So demand for Lester slows in the mid seventies.
But FCO art director Graeme Norways decides against using one of the new kids on the block for his White Horse Whisky campaign, instead he chooses someone old enough to be his dad, and probably the best person on the planet for that campaign.
It’s a tremendous campaign.
Lester was now back in vogue, (small ‘v’), and he started shooting commercials as well as stills.
The images from his commercials are strong enough to be stills, as this front cover shows.
The images with Paul Arden for the V&A are amazing.
They are made be odd, idiosyncratic little touches, like the one unvarnished fingernail or the mug positioned behind the sculpture.
His last great campaign was with Mark Reddy for Volkswagen.
The idea was to shoot images that look distorted, as if being seen by someone from a speeding car.
But how do you distort them in a way that looks real yet aesthetically pleasing?
How do you control what you are shooting?
Lester pointed the camera at a reflective piece of perspex that could be bent in or out to extend or contract the image, giving him complete control.
Throughout his career Lester shot a helluva lot of personal work, unfortunately these are the only pictures I could find. (Bought by Paul Arden.)
In our business you often hear the question ‘do they have a good eye?’
Very few have.
But those that do transform.
In their hands the everyday feels exotic and the familiar appears fresh.
It’s not logic, education or training. It’s an instinct.
They make subjective decisions.
‘Five ice cubes look right’, ‘The face out of focus is best’, ‘Leave one fingernail naked’.
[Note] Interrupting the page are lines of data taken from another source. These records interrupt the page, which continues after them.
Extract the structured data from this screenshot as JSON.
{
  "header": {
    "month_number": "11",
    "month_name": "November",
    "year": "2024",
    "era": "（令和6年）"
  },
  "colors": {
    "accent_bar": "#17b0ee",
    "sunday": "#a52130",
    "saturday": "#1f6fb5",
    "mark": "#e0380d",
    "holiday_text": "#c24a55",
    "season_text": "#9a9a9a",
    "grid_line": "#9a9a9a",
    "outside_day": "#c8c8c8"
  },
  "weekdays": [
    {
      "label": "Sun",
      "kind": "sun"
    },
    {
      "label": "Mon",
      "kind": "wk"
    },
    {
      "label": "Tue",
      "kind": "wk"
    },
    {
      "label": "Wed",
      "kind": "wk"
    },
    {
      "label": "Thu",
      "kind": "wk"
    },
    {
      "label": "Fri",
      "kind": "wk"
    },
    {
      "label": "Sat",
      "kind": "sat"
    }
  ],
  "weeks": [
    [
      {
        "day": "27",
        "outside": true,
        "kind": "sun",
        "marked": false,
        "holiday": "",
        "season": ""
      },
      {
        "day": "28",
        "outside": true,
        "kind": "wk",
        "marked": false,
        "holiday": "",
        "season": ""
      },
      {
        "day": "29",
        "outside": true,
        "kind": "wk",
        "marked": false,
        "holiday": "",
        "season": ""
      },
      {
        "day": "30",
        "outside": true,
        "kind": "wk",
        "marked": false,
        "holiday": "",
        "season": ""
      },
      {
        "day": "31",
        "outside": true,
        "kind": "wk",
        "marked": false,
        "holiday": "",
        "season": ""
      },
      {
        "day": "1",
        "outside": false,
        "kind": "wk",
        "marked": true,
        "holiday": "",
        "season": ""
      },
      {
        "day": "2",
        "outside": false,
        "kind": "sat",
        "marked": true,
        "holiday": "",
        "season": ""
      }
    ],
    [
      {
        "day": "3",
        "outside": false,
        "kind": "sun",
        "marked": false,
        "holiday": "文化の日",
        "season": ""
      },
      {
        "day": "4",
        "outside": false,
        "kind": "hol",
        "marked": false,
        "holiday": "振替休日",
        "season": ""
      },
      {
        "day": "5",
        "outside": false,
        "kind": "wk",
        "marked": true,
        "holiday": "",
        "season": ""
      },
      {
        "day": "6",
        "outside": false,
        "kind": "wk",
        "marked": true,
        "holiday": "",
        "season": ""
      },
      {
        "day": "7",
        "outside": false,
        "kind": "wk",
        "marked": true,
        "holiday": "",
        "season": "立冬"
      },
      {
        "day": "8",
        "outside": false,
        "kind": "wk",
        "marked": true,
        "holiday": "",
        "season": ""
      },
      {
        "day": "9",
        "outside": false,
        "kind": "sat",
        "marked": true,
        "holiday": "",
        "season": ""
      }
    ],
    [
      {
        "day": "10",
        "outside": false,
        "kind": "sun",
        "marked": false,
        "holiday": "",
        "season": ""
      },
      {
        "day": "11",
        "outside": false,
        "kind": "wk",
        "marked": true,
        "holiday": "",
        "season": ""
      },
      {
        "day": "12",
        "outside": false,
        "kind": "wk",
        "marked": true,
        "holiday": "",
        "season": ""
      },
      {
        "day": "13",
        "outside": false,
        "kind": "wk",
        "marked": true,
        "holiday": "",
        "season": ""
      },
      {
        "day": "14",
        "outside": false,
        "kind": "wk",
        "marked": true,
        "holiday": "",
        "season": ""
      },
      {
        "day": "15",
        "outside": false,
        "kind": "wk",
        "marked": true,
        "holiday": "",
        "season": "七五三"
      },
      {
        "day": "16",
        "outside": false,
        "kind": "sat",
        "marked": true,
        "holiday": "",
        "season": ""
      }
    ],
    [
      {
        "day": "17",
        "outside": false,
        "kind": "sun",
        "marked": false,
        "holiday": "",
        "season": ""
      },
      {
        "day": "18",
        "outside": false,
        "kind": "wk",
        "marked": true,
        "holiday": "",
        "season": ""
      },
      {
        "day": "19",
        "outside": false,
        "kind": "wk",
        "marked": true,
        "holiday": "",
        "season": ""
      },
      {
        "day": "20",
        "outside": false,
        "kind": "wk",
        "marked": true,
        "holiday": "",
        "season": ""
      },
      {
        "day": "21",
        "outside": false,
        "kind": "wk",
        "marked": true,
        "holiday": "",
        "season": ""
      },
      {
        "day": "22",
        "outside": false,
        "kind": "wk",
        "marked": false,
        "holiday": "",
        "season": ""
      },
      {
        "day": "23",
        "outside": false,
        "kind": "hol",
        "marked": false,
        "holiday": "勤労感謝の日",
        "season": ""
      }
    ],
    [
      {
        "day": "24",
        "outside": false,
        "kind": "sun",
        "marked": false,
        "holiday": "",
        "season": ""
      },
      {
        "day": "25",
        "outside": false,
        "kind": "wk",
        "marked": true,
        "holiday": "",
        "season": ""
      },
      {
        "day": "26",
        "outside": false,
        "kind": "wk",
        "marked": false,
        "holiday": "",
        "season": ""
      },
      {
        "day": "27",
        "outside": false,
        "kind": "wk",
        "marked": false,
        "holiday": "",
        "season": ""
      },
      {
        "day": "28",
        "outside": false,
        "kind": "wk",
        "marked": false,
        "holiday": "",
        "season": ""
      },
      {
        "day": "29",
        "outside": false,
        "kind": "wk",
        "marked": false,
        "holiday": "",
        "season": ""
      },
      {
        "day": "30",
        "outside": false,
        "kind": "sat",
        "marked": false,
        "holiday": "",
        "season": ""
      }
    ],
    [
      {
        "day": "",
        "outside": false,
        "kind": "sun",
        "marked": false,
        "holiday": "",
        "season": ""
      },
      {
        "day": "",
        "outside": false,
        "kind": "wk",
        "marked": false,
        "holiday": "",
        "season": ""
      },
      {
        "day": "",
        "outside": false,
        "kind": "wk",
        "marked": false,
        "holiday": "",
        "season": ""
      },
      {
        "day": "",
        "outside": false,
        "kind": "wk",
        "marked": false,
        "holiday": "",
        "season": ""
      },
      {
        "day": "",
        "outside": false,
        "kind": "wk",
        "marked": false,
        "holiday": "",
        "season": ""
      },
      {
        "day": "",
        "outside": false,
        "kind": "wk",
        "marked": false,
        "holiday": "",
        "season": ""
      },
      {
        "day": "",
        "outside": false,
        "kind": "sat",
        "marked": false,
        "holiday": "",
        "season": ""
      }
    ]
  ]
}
Some people get those decisions right time after time.
The ones with ‘an eye’.
Like Lester Bookbinder.
A profile of Lester by Creative Review, from February 1982.